5. O. Donovan et al. (2014). Biological insights from 108 schizophrenia-associated genetic loci. In: Nature Publishing Group, Nature, Vol. 511, p. 421-427. doi: 10.1038/nature13595.
6. B. Spencer et al. (2013). Opening Pandora’s box in the UK: a hypothetical pharmacogenetic test for clozapine. In: Future Medicine Ltd., Pharmacogenomics, Vol. 14/Issue 15, United Kingdom, p. 1907-1914. doi: 10.2217/pgs.13.182.
7. S. M. Meier et al. (2015). High loading of polygenic risk in cases with chronic schizophrenia. In: Nature Publishing Group, Molecular Psychiatry, 01. Sep 15, United Kingdom. doi: 10.1038/mp.2015.130.
8. C. Schneider et al. (2015). Clozapine use in childhood and adolescent schizophrenia: A nationwide population-based study. In: Elsevier, European Neuropsychopharmacology, Vol. 25/Issue 6, Netherlands, p. 857-863. doi: http://dx.doi.org/10.1016/j.euroneuro.2015.02.003.
9. M. Verbelen et al. (2015). Establishing the characteristics of an effective pharmacogenetic test for clozapine-induced agranulocytosis. In: Nature Publishing Group, Pharmacogenomics Journal, Vol. 15/Issue 5, United Kingdom, p. 461-466. doi: 10.1038/tpj.2015.5.
10. M. Verbelen et al. (2015). How close are we to a pharmacogenomic test for clozapine-induced agranulocytosis? In: Future Medicine Ltd., Pharmacogenomics, Vol. 16/Issue 9, United Kingdom, p. 915-917. doi: 10.2217/pgs.15.67.
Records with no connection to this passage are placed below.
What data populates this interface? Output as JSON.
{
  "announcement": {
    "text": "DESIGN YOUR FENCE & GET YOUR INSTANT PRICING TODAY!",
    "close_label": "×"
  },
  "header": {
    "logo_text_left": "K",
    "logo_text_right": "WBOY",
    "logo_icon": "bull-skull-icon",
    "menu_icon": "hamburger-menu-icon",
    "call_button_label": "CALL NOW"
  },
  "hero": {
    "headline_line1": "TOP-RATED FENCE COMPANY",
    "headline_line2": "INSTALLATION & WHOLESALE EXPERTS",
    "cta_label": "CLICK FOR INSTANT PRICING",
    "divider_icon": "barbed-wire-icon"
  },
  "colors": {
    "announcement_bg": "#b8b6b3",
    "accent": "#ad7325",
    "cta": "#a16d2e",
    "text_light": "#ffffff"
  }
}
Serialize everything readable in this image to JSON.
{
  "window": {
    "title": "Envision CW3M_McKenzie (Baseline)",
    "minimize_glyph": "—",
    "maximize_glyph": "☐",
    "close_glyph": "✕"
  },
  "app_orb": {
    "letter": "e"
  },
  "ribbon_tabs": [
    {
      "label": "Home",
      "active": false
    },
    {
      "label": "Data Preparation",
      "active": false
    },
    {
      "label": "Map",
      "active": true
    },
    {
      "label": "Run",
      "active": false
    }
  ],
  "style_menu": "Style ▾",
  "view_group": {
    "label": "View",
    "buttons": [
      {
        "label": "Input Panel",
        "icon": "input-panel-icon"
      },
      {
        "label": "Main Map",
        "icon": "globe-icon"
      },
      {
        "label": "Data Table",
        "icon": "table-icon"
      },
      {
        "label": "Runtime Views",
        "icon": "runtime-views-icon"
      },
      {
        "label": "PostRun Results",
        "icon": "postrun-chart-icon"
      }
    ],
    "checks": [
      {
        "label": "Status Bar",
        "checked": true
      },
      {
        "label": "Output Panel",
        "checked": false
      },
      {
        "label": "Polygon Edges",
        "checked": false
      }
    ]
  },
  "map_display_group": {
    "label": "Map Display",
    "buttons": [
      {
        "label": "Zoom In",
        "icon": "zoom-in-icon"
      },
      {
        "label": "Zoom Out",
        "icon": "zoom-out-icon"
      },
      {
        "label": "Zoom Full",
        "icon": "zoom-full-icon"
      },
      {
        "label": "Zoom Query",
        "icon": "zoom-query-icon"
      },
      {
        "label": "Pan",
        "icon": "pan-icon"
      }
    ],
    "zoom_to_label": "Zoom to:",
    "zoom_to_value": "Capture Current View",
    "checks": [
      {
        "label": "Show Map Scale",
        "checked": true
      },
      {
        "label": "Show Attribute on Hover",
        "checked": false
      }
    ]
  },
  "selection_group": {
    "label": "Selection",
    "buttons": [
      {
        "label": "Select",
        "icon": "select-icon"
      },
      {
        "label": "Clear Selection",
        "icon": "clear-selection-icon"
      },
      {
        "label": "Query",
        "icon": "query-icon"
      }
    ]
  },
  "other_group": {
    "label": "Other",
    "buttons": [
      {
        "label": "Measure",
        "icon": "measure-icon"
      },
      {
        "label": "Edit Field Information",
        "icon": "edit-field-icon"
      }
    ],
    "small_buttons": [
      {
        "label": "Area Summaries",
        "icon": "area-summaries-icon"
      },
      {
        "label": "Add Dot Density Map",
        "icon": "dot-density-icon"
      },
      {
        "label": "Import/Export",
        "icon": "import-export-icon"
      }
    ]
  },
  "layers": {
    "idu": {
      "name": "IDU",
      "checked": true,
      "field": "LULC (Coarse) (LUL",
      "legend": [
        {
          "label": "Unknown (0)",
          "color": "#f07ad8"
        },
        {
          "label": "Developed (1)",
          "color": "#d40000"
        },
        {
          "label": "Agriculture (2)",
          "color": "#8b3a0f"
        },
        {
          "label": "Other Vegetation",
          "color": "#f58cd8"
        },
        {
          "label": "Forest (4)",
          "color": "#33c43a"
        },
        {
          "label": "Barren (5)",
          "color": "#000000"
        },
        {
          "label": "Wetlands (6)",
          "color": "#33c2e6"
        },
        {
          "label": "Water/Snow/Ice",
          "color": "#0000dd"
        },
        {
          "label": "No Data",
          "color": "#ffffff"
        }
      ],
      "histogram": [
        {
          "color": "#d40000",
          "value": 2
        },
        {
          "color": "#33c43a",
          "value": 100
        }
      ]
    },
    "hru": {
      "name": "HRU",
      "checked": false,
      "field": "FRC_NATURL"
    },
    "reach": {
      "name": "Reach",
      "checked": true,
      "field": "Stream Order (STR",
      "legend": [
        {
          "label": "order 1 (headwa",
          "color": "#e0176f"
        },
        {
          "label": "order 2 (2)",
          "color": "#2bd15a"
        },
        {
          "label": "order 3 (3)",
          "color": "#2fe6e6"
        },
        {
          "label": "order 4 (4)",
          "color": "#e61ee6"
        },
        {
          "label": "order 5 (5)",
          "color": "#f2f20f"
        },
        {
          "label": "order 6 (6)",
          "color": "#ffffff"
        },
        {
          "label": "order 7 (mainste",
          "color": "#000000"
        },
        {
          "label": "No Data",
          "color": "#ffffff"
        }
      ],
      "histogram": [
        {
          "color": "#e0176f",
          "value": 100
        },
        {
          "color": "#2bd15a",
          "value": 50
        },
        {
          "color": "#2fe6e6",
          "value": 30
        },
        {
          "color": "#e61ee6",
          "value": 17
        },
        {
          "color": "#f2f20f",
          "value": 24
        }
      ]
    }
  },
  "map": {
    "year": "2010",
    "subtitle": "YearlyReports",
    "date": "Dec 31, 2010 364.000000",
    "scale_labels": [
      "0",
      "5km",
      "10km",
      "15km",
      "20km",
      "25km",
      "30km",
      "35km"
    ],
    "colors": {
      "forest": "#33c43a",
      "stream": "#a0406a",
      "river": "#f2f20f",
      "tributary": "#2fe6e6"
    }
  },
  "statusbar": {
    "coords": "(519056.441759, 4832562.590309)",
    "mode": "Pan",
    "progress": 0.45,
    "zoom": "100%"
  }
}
Exploitation of results of CRESTAR
The main goal was to develop a market-ready custom array based genetic tests for clozapine therapy. First, the CRESTAR team defined algorithms for use in risk prediction. Second, we collected data to allow the development of a commercially-viable array-based pharmacogenetic tests for clozapine’s effects. We have also identified methods by which genetic data can be analysed along with environmental data to better predict risks and outcomes.
In the final stage of CRESTAR we evaluated the development of a test which may prove a cost effective means of reducing the economic cost of treatment and improving quality of life for the patient. Although schizophrenia polygenic risk scores were higher and predictive for groups of individuals (treatment resistant, agranulocytosis etc.) the effects are small and taken together neither the odds ratios for associated variants, individually or en masse, suggest immediate clinical application in predictive testing, because the positive and negative predictive values of the tests derived from this data would not yet be clinically useful.
Hence, a clinical genetic test will not be marketed based on CRESTAR findings although: 1) assays for variants conferring highest risk of agranulocytosis have been validated and 2) a user friendly web interface to allow physicians and research investigators to enter information on subjects, which samples are being shipped to deCODE for analysis has been developed.
Nevertheless, the CRESTAR contribution, predictions of clozapine ADRs, using PRS, is a milestone in the search for useful diagnostic variants for clozapine therapy.

List of Websites:
http://www.crestar-project.eu/
Please see the project logo in Annex A and a list of CRESTAR partners with contact names in Annex B.

Related information

Contact

Labbett, Paul (Director of Research Grants and Contracts)
Tel.: +44 207 848 8184
Fax: +44 207 848 8187
E-mail

Subjects

Life Sciences
Record Number: 182430 / Last updated on: 2016-05-12
Information source: SESAM